He gives the barren woman a home, making her the joyous mother of children (Psalm 113:9).
I remember my father, a plastic surgeon, speaking of a woman who came to him to see if he could remove the tattoos on her hands. She no longer wanted them, and their presence had become an impediment to her finding a job. Sometimes the choices we make in the moment aren’t the choices we wish we had made in the end.
I wonder how Psalm 113 falls on the ears of our culture. The psalm is one of praise, grounded in who the Lord is. The question raised in the psalm is rhetorical: Who is like the LORD our God, who is seated on high, who looks far down on the heavens and the earth?” (113:5-6). The answer is, of course, no one. But then the psalmist goes on to describe how the Lord is different: He raises the poor and the needy, and gives the barren woman a home and children. The first gift is one to which our culture would give a hearty “Amen,” for many people understand the importance of lifting the needy. The second gift? Well, that’s another matter. We are not entirely convinced that children are a blessing. Rather, we are convinced that children are a choice.
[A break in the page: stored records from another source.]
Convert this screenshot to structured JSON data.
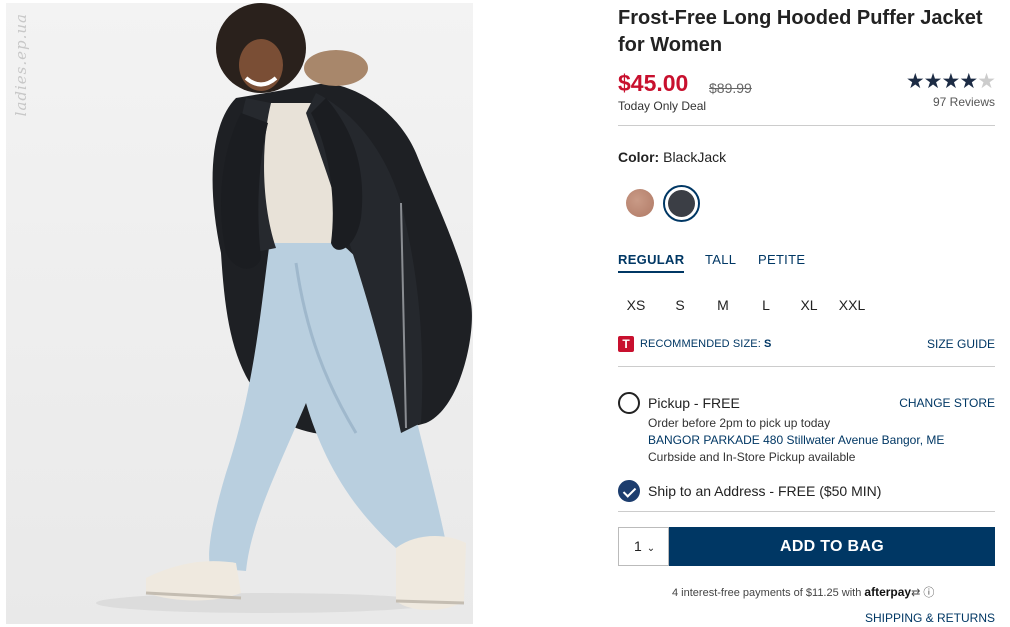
{
  "image": {
    "alt": "Woman walking in a long black hooded puffer jacket with light wash jeans and white sneakers",
    "watermark": "ladies.ep.ua"
  },
  "product": {
    "title": "Frost-Free Long Hooded Puffer Jacket for Women",
    "price": "$45.00",
    "was_price": "$89.99",
    "deal": "Today Only Deal",
    "rating": 4,
    "stars_on": "★★★★",
    "stars_off": "★",
    "reviews": "97 Reviews"
  },
  "color": {
    "label": "Color:",
    "value": "BlackJack",
    "swatches": [
      {
        "name": "Tan",
        "hex": "#b98572"
      },
      {
        "name": "BlackJack",
        "hex": "#3b3e45",
        "selected": true
      }
    ]
  },
  "fits": [
    "REGULAR",
    "TALL",
    "PETITE"
  ],
  "sizes": [
    "XS",
    "S",
    "M",
    "L",
    "XL",
    "XXL"
  ],
  "recommend": {
    "icon": "T",
    "label": "RECOMMENDED SIZE:",
    "size": "S",
    "guide": "SIZE GUIDE"
  },
  "pickup": {
    "label": "Pickup - FREE",
    "note": "Order before 2pm to pick up today",
    "store": "BANGOR PARKADE 480 Stillwater Avenue  Bangor, ME",
    "avail": "Curbside and In-Store Pickup available",
    "change": "CHANGE STORE"
  },
  "ship_address": {
    "label": "Ship to an Address - FREE ($50 MIN)"
  },
  "cart": {
    "qty": "1",
    "add_label": "ADD TO BAG"
  },
  "afterpay": {
    "text": "4 interest-free payments of $11.25 with",
    "brand": "afterpay"
  },
  "shipping_link": "SHIPPING & RETURNS",
  "colors": {
    "brand_navy": "#003764",
    "sale_red": "#c8102e"
  }
}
Ignatius Press published a social history of Planned Parenthood in 1991 titled Blessed Are the Barren. The title alone is worthy of sober reflection, for it exposes a perspective that our culture, collectively, has largely come to embrace, that is, that children are a choice. And therefore so is barrenness. In fact, culturally speaking barrenness is a laudable choice, and worthy of not only protection, but promotion. We live in a time when our government actively encourages it. For example, our health-care law subsidizes varied forms of contraception, including sterilization surgery (for women, but not for men). The implication is inescapable—barrenness is not only a choice, but a choice so fundamental and therefore so worth supporting that we will require other people to pay for it. Perhaps barrenness is even the better choice, for the health-care law does not similarly require treatment for infertility (not so subtly suggesting that fertility is the disease, and barrenness the state of health). Blessed are the barren, indeed.
Then why does the psalmist exalt the Lord as the one who gives the barren mother a home and family? Why would the Scriptures assume that a woman would even want a home and children? The idea that children are a choice is alien to the Scriptures, where children are seen as a blessing, and women (and men, for that matter) are assumed to be the better for them. One searches in vain for a single instance in the Scriptures where barrenness is celebrated. Rather, it is everywhere lamented. What might we be missing?
Perhaps the most offensive claim in the Bible is found on page one: “In the beginning God created the heavens and the earth.” The implication of that statement is vast. It not only asserts God as the creator, but goes on to demonstrate that he created the heavens and earth in a particular way, and for certain purposes. Likewise with people. Man and woman are created in a particular way, and for particular purposes, and by a God who knows us and wants the best for us. Note the language of blessing given in the first commandment God gave to mankind: “And God blessed them and said, ‘Be fruitful and multiply. . . .’” Blessing doesn’t imply easiness. Childbearing and childrearing can be very trying and difficult. But the Lord knows our good. The question is, do we?
In the end, despite persistent cultural voices to the contrary, God created women with a longing for marriage and children. Recognizing such does not belittle the great effort, sacrifice, anxiety, and pain which are often the stuff of parenthood. Nor does it suggest that every woman is able, or even called, to be married and have children. Yet, while shouted loudly in our world, “Blessed are the barren” is an empty pronouncement. Despite what we might hear or think or feel in the moment, barrenness is no blessing. Yes, children will change your life. So will barrenness. Unfortunately, many discover the hole that barrenness creates after it is too late. For some choices have irreversible consequences. They can’t be taken back, no matter how much we wish they could.